Effective Practicing

Effective Practicing

As an instructor, I hear a lot of excuses for not practicing, and I can certainly see the “dark cloud of shame” that follows in a student whose “dog ate their exercise sheets”, or “I had homework all week”…or just “I forgot…”

I believe there’s a simple solution to it all.

When one makes the decision to learn drums and invests in the initial outlay of acquiring proper equipment, there’s an expectation placed that “one must practice in a manner congruent to the space that this gear is taking up in the corner,” and so the need to “practice an hour or more a day” looms greatly in the mind of the newly-minted drum enthusiast. This is not fair, nor is it effective.

Practice As Long As It Feels Good.

The simple solution is to lower your expectations. Yes, shorten your practice window to 15 minutes a day. That’s it. However, make that 15 minutes a whirlwind of a practice routine. Start with 5 minutes of warmups, then do 5 of rudiments, and then 5 of reading and oh look, you’ve just practiced 15 minutes and are only getting started! It’s at this point the passion takes over and the focus begins and next thing you know, you’ve gone 90 minutes.

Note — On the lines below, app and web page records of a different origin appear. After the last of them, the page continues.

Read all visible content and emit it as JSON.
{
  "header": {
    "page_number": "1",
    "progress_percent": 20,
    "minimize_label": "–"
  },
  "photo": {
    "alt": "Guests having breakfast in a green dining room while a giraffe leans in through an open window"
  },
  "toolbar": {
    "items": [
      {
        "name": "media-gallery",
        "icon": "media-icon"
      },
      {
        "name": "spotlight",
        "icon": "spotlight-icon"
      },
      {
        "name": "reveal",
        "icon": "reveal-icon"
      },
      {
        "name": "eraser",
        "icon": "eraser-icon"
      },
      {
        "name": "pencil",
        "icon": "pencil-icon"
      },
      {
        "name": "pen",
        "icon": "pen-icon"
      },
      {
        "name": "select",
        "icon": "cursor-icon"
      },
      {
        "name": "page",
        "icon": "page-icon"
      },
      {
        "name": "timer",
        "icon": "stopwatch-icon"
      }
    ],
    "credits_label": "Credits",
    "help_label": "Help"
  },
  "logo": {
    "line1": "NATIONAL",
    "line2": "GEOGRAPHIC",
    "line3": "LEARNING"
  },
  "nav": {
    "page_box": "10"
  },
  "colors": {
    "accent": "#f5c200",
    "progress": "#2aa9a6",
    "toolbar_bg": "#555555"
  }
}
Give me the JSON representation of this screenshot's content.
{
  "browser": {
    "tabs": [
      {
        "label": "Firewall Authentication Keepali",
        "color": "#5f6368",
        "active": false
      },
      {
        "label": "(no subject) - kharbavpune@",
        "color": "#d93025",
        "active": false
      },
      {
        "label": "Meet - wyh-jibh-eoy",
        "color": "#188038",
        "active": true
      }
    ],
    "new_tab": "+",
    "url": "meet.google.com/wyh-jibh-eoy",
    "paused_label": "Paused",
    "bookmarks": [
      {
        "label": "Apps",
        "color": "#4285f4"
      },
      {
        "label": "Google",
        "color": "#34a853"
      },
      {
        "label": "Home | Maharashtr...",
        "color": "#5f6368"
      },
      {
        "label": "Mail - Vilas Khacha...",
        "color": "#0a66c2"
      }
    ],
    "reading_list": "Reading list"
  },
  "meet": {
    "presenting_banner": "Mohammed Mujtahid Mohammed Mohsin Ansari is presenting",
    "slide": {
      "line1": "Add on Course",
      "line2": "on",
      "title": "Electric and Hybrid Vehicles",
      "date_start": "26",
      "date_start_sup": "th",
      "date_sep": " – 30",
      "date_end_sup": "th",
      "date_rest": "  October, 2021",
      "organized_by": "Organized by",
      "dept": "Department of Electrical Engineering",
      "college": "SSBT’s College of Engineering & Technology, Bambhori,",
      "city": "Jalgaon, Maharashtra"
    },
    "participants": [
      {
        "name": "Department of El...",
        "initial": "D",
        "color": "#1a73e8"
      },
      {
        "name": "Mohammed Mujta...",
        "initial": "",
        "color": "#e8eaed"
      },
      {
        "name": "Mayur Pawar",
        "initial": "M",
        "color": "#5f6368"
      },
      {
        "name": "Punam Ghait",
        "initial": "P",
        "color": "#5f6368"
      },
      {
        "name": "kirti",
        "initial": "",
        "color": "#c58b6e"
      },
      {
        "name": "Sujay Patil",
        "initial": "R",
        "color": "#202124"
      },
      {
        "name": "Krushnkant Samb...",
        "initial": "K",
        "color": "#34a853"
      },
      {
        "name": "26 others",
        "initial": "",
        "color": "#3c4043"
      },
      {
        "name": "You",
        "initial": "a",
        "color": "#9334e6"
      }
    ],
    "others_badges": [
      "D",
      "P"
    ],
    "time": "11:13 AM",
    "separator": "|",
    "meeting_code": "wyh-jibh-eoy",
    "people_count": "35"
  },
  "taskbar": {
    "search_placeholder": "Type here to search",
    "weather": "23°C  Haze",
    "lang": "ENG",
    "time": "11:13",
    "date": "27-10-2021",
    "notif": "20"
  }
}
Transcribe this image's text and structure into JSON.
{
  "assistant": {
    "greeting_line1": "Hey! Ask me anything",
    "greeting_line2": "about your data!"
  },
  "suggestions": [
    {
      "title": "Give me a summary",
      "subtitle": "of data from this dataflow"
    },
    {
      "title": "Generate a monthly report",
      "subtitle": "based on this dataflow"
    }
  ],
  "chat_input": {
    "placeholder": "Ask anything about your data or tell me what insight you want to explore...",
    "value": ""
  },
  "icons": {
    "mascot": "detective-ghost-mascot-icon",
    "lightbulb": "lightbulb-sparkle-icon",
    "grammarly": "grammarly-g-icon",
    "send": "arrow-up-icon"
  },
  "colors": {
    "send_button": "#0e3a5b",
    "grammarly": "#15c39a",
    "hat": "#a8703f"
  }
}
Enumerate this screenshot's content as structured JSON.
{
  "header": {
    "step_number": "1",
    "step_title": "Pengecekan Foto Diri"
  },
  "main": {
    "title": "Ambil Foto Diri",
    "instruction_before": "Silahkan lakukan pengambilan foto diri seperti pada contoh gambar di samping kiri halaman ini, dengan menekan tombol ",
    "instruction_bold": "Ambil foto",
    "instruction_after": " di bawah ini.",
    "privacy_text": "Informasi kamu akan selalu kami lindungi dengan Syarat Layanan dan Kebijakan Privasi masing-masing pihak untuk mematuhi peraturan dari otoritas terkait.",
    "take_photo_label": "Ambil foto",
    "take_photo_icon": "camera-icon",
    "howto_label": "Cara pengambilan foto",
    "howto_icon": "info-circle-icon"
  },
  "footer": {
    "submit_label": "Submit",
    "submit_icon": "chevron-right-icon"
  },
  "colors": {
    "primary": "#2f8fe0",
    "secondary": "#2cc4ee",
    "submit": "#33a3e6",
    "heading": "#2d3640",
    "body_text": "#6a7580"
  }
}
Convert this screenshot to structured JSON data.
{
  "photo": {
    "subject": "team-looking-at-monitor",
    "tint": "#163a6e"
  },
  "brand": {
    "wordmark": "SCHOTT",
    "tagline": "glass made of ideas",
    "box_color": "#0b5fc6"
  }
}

Everyone Learns Differently

I’ve discovered after teaching drums for decades, everyone learns differently. Between audible, visual, and tactile input, we all have our quirks and process the modalities differently. That’s why I recommend videoing everything you practice. As they say in the recording industry “tape don’t lie”, you’ll see all your triumphs and failures displayed in full regalia on the playback.

Work On Your Short Game

Playing music isn’t just learning one technique, it’s all about compounding many techniques and sometimes technologies and learning how they interact together. It’s perfectly fine to get introspective and “drill down” into a specific thing, like how flams interact in a hand-to-hand manner, or practicing the fingering movements between E and A chords. Those interactions need to happen so we can use that technique when it’s time, and even then it’s a matter of learning to fit things together. So if you’re a drummer, break out the practice pad and work on the cold, dry sounds that eventually turn into musical genius on a more sonorous surface. Pianists, run those scales until your hands fall off. Guitarists, practice those tiny runs till you hit blisters, superglue them up, and do some more. But 5 minutes at a time!


You needn’t beat yourself up if you don’t have an hour a day to spend time on your new investment. 15 minutes a day is much more preferable to 1 hr every three days, as you’ll develop good practice habits and your growth as a musician will far surpass those who are on the more intermittent schedule. Recording yourself with your phone video camera is a great habit to get into and you can chart your growth easily, as you’ll have a record of your progress for all time.

Now go practice. 😀 Here’s some inspiration.

This guy practices.